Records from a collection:
──────

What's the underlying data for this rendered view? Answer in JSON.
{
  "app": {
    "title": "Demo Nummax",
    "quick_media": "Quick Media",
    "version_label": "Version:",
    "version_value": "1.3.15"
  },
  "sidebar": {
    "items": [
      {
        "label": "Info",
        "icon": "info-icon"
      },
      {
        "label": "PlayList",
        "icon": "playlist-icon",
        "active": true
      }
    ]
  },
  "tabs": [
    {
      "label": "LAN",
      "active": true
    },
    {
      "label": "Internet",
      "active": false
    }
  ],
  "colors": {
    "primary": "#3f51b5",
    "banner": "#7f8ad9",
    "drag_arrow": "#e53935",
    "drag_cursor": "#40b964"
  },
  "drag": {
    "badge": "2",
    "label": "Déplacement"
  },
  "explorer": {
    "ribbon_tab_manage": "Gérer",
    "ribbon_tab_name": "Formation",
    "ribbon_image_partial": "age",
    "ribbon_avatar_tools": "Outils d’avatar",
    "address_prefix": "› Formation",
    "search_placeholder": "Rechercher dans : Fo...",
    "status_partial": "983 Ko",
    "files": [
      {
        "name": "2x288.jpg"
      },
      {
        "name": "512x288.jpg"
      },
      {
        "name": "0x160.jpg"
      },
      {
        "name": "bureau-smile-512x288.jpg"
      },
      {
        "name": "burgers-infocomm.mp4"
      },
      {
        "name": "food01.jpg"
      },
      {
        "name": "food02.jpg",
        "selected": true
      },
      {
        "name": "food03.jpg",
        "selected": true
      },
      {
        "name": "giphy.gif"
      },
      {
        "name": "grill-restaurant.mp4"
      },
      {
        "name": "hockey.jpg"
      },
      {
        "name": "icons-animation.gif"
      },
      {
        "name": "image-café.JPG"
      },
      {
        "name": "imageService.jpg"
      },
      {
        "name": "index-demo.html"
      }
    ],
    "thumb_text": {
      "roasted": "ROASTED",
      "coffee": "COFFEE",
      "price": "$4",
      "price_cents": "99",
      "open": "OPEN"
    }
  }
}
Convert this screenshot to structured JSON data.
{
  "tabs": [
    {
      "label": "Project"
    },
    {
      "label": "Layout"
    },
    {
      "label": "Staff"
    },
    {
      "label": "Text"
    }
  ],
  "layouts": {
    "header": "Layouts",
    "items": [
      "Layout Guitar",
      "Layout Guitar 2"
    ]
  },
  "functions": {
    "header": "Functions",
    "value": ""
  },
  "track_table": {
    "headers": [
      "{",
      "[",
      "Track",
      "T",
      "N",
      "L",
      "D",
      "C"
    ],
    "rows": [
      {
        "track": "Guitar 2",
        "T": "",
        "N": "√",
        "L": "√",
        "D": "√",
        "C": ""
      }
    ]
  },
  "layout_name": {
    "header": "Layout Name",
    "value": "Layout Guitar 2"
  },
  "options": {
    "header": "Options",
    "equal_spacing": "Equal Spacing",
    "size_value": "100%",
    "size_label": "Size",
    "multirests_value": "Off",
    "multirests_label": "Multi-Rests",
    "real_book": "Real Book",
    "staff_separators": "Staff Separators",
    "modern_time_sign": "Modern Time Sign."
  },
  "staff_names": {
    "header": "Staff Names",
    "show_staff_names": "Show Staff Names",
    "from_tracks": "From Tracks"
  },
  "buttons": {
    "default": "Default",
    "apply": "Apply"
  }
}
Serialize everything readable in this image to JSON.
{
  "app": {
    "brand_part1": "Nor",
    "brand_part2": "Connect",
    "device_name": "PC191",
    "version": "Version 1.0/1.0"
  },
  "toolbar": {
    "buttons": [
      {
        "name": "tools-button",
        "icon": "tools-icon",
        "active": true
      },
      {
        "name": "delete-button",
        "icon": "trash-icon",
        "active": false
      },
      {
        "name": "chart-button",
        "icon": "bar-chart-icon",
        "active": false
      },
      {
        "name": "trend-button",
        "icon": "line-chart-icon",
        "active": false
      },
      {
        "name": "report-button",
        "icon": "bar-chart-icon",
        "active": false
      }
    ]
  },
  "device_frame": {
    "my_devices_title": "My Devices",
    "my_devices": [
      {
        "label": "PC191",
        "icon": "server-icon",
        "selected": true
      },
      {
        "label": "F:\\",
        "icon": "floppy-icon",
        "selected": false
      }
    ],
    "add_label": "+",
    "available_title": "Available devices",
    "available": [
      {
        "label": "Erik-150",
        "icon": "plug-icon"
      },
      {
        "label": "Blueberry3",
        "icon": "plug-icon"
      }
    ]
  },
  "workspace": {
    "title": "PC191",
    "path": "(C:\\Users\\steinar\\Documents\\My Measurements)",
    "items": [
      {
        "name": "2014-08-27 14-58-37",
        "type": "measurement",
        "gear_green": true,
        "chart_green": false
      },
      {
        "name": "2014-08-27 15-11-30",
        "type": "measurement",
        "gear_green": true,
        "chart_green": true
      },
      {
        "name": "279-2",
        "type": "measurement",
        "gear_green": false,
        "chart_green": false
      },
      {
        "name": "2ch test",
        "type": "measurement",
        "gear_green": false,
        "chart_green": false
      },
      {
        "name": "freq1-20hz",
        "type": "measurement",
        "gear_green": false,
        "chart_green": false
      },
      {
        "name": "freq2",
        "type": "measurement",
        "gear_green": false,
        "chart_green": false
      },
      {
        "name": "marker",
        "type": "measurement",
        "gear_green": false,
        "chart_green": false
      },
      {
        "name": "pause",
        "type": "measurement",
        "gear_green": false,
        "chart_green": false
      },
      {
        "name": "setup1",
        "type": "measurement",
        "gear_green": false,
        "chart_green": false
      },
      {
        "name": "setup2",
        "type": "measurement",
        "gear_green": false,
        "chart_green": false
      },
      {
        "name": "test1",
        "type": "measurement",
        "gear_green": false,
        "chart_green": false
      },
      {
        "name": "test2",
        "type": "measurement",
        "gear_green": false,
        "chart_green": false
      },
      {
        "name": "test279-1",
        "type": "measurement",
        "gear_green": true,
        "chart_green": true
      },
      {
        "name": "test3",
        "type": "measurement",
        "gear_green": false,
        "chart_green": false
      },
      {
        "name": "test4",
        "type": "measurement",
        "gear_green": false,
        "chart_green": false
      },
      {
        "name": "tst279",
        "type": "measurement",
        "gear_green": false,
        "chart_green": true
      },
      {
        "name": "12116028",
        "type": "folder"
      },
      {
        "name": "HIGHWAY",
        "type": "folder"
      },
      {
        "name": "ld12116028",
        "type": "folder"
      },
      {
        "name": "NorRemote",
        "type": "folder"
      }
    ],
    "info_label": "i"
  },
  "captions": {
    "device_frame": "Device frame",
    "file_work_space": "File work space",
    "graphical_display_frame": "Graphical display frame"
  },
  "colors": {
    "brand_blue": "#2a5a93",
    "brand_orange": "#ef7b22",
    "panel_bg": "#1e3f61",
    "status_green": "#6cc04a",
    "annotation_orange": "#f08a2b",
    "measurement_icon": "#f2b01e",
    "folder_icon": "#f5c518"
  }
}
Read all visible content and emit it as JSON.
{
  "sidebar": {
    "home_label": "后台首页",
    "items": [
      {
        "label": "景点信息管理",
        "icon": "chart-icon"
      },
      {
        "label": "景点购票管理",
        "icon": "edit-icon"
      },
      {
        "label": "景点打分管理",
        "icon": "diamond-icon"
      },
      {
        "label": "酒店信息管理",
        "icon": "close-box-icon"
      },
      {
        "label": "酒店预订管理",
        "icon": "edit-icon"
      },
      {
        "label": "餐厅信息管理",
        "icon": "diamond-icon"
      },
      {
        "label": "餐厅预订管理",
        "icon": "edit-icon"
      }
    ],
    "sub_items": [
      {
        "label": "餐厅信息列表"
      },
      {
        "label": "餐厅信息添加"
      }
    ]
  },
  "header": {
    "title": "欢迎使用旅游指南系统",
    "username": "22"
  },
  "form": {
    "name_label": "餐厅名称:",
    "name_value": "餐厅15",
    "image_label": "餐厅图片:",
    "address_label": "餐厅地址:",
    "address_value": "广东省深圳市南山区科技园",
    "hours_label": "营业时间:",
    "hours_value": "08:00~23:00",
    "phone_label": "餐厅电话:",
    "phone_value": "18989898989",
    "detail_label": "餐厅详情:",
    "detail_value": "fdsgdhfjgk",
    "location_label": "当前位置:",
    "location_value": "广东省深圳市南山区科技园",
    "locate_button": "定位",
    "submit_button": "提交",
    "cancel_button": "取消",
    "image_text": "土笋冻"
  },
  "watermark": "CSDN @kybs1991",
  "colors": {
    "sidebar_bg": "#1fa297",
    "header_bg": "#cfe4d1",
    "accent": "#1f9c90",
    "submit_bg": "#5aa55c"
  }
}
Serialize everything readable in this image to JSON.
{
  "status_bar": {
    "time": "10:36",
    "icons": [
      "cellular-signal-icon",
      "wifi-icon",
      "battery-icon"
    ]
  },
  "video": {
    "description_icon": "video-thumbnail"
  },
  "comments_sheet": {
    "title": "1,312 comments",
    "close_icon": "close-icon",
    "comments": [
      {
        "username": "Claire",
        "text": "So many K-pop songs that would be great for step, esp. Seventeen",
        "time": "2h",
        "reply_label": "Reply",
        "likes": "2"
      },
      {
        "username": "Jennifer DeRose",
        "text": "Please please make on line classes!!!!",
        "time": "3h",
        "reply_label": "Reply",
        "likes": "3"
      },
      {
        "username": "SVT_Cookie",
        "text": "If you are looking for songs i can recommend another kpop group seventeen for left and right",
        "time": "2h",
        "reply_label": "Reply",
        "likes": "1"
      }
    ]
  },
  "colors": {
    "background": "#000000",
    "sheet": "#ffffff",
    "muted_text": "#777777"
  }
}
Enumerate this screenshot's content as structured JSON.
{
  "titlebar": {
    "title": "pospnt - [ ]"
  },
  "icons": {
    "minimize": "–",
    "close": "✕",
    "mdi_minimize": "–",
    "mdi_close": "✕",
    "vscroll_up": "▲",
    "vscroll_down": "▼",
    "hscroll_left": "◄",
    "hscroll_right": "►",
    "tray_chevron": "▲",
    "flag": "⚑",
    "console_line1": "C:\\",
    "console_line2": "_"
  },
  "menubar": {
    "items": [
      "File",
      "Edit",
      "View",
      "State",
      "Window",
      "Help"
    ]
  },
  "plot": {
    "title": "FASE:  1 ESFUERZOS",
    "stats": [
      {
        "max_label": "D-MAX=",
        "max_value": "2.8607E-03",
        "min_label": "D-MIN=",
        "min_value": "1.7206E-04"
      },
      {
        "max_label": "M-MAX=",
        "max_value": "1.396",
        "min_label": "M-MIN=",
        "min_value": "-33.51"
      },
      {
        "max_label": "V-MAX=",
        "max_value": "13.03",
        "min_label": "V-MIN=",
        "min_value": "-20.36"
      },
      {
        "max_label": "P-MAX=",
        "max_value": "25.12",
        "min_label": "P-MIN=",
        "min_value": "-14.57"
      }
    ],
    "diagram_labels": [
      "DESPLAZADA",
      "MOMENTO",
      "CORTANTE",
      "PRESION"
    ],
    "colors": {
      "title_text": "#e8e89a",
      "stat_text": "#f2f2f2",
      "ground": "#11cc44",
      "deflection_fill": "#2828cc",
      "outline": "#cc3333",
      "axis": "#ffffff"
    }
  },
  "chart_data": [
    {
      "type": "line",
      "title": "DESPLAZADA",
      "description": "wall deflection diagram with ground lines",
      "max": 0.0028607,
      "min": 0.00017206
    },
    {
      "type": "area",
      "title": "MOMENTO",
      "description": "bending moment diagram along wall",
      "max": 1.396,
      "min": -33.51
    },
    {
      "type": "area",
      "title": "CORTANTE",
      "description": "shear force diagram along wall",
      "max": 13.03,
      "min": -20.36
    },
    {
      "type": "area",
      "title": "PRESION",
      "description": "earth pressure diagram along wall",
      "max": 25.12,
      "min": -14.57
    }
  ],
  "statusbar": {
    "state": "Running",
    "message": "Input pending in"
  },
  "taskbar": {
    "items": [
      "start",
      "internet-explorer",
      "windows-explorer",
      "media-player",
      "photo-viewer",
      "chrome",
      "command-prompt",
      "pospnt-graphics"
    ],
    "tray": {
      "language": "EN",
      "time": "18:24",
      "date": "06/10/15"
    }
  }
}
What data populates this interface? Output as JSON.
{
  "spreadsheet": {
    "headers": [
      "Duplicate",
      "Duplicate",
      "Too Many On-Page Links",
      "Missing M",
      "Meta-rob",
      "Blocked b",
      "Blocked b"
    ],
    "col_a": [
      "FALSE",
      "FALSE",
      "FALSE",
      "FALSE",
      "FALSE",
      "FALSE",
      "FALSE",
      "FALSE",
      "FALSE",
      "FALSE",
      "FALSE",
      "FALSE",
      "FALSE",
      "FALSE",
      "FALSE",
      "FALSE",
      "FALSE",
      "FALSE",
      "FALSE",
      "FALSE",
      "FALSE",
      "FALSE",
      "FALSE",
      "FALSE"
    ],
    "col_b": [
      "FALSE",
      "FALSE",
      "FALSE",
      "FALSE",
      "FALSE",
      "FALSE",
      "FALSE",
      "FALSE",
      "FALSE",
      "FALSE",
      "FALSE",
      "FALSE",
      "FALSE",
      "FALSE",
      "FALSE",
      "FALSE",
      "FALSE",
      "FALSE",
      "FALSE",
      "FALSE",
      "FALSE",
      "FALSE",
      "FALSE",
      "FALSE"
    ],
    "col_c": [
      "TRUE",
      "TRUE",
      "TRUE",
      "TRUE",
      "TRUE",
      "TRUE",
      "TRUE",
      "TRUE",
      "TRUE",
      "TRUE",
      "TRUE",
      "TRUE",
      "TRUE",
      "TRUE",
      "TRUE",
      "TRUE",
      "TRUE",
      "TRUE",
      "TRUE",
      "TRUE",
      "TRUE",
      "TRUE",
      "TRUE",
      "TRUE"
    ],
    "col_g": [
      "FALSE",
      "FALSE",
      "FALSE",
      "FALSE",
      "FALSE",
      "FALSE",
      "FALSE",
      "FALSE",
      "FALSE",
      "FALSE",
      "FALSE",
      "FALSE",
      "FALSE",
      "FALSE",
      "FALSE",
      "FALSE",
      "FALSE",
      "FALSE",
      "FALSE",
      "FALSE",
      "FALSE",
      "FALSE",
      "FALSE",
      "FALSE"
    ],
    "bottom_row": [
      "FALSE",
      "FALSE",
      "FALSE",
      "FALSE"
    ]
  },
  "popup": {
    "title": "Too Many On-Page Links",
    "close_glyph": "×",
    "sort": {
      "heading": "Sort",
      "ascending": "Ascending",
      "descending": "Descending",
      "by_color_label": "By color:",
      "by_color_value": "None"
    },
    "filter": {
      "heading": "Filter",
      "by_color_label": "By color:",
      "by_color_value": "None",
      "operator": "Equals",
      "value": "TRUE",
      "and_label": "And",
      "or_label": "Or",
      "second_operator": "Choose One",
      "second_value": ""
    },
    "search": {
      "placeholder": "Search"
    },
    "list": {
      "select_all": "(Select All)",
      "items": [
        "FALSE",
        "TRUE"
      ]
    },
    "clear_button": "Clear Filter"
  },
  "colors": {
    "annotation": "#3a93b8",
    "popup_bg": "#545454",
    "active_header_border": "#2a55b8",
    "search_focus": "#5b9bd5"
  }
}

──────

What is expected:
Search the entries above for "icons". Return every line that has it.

Solution to this problem:
        "name": "icons-animation.gif"
    "icons": [
  "icons": {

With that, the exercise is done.